Among the entries below, count the lines with "JSON" in them and state the total without comment.

Excerpts from an interface dataset
------------

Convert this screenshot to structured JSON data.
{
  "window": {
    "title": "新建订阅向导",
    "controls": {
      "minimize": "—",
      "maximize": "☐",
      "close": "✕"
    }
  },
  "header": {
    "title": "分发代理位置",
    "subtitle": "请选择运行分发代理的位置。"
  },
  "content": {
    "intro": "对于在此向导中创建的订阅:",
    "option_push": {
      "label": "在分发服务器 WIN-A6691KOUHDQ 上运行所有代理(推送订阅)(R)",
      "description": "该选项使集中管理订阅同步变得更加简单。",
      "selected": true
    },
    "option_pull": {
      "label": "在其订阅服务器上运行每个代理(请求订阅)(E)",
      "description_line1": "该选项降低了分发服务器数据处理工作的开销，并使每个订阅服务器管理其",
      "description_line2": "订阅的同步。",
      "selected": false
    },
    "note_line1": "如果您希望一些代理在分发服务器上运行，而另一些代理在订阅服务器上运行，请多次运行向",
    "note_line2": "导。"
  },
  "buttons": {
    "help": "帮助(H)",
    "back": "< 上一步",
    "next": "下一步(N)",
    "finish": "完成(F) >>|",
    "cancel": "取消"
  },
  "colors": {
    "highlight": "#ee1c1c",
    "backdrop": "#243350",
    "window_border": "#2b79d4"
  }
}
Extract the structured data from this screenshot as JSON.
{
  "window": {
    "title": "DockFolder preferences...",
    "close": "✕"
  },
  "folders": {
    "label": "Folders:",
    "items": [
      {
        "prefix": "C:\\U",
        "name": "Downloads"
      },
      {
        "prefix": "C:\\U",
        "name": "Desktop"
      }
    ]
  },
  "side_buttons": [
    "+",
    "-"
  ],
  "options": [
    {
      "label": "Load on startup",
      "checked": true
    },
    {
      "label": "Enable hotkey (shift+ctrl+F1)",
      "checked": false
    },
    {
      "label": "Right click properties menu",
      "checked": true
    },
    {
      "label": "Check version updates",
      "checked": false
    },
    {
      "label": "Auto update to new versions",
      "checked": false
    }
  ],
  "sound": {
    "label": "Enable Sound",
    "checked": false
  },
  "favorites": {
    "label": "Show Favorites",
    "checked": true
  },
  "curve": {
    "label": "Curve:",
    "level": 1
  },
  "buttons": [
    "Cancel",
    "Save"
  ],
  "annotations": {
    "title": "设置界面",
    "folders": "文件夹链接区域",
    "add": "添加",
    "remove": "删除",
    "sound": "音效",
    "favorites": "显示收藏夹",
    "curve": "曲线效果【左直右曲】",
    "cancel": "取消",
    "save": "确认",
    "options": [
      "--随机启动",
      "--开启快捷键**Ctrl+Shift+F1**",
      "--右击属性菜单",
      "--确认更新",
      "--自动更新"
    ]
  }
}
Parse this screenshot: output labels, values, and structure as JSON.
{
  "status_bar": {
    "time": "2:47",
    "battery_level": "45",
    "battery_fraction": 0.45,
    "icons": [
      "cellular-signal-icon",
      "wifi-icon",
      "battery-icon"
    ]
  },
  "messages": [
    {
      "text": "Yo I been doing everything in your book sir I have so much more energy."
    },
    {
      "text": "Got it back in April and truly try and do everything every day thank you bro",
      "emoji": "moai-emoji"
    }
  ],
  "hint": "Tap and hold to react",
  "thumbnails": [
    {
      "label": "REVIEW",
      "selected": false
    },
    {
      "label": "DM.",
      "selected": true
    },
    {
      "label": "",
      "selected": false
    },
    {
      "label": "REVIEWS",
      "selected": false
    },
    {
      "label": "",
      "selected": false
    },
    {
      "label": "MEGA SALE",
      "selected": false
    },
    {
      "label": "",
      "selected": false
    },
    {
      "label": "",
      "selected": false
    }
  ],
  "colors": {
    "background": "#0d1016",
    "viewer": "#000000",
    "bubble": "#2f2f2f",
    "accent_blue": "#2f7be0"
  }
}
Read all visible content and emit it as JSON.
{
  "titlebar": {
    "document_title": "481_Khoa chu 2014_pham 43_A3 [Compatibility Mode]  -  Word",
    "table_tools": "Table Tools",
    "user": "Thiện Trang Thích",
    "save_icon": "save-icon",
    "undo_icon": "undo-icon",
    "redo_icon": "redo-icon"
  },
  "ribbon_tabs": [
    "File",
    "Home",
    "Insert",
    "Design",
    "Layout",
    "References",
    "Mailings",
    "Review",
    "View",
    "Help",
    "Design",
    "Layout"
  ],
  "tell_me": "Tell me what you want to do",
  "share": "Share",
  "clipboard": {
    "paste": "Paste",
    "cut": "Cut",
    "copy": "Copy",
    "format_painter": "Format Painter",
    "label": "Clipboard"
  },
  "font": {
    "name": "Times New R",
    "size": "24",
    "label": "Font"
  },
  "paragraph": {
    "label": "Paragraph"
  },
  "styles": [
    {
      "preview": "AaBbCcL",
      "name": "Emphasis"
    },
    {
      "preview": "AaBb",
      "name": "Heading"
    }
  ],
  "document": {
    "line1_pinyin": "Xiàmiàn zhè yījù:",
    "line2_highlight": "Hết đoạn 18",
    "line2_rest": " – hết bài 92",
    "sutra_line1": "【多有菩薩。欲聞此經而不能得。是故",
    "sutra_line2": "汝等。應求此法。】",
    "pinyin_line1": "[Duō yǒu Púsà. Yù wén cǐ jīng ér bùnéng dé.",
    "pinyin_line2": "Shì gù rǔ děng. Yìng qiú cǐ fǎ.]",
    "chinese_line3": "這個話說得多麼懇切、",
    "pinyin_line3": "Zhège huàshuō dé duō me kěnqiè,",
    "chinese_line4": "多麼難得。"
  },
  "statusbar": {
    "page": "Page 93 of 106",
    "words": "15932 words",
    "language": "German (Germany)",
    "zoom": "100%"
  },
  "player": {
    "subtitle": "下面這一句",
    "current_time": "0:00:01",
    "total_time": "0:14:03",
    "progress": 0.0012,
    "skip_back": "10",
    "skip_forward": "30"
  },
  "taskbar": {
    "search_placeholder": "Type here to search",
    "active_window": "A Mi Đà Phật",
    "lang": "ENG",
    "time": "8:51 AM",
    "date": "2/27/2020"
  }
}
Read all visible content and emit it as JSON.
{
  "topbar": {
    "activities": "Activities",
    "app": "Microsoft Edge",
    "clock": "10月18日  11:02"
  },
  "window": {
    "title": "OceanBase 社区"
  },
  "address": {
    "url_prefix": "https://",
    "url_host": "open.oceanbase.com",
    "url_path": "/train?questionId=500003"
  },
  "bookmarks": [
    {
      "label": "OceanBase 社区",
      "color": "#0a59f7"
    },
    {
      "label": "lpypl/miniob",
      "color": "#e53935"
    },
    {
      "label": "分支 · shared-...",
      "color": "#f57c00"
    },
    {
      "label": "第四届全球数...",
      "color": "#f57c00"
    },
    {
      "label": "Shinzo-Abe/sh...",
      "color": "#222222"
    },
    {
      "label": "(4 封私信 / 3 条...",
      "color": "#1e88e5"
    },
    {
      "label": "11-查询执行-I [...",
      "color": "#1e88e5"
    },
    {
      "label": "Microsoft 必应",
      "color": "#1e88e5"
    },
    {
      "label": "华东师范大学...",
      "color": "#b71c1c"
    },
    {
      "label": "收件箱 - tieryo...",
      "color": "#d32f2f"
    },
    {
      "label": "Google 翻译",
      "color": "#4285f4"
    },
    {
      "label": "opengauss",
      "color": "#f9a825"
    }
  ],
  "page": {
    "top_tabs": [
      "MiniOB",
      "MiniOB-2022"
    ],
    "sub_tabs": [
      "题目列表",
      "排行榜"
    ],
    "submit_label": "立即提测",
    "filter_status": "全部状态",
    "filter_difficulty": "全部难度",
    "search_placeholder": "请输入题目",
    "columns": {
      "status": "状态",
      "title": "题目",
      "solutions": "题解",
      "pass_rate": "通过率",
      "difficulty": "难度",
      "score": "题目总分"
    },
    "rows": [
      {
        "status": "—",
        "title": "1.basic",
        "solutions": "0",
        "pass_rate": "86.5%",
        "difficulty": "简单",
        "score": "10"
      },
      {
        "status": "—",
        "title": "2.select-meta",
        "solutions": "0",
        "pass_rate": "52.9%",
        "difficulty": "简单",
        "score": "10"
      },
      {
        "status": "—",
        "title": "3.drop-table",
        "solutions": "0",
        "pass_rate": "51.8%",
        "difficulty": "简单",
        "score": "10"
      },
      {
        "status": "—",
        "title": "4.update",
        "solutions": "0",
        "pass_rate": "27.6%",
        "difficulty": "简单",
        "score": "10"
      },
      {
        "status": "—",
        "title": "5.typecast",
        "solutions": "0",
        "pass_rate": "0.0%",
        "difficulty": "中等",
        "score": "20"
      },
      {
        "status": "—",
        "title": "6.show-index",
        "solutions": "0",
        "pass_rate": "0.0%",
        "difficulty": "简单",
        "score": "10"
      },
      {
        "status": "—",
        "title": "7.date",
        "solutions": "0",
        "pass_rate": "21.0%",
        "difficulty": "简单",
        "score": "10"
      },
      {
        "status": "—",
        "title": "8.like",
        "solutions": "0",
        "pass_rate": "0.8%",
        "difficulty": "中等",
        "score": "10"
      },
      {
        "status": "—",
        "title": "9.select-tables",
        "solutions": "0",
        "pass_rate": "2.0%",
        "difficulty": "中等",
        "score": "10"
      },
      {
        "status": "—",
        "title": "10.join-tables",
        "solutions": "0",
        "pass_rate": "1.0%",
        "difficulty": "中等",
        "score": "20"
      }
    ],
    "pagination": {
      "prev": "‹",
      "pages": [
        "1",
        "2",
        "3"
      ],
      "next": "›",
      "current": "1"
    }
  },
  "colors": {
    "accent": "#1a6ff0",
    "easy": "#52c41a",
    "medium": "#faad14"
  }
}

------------

**PROBLEM SOLUTION:** 5